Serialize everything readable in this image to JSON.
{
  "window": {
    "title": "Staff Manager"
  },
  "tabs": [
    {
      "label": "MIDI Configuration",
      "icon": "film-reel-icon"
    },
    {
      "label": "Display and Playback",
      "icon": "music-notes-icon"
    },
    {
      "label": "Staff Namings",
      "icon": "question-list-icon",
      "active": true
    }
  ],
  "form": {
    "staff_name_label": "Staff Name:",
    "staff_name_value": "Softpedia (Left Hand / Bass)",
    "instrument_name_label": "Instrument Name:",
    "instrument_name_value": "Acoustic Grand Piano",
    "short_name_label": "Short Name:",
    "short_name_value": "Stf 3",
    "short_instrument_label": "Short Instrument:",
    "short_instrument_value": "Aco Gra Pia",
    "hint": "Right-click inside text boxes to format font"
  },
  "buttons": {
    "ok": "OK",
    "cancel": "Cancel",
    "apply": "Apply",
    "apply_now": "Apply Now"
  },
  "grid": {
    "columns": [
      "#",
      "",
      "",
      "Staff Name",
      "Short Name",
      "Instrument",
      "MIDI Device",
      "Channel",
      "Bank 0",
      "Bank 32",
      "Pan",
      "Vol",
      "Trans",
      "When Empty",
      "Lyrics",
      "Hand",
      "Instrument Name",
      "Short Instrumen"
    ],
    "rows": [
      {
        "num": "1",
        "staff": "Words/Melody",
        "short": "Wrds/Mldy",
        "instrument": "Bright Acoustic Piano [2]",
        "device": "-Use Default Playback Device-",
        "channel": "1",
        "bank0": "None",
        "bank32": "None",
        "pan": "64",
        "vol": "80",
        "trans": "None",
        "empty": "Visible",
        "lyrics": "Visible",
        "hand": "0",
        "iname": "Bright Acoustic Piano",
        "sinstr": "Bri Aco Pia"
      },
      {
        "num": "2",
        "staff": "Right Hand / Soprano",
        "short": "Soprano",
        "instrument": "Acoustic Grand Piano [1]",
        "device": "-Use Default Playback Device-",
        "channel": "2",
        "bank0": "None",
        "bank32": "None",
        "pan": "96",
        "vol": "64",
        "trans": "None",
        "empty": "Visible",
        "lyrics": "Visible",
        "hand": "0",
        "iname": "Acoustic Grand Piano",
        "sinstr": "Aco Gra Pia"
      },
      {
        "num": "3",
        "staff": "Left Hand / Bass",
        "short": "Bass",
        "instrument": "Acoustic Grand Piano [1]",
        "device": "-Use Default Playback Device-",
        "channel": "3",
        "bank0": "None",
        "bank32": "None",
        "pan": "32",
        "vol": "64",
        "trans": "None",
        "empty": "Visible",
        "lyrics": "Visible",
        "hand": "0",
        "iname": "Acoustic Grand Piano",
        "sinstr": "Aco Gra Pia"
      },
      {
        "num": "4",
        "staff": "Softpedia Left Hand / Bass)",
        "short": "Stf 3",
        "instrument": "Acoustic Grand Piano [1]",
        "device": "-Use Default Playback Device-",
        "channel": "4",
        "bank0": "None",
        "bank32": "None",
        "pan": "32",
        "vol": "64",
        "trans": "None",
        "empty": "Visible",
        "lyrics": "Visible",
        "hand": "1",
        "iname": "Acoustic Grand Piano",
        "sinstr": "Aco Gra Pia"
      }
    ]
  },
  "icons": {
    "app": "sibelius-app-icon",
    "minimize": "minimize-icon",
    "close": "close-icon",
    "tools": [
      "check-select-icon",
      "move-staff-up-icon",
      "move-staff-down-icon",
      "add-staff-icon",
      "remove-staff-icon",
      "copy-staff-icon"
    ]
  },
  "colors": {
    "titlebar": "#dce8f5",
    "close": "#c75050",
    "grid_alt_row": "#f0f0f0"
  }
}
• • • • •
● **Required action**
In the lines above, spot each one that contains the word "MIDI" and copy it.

● **Output for this task**
      "label": "MIDI Configuration",
      "MIDI Device",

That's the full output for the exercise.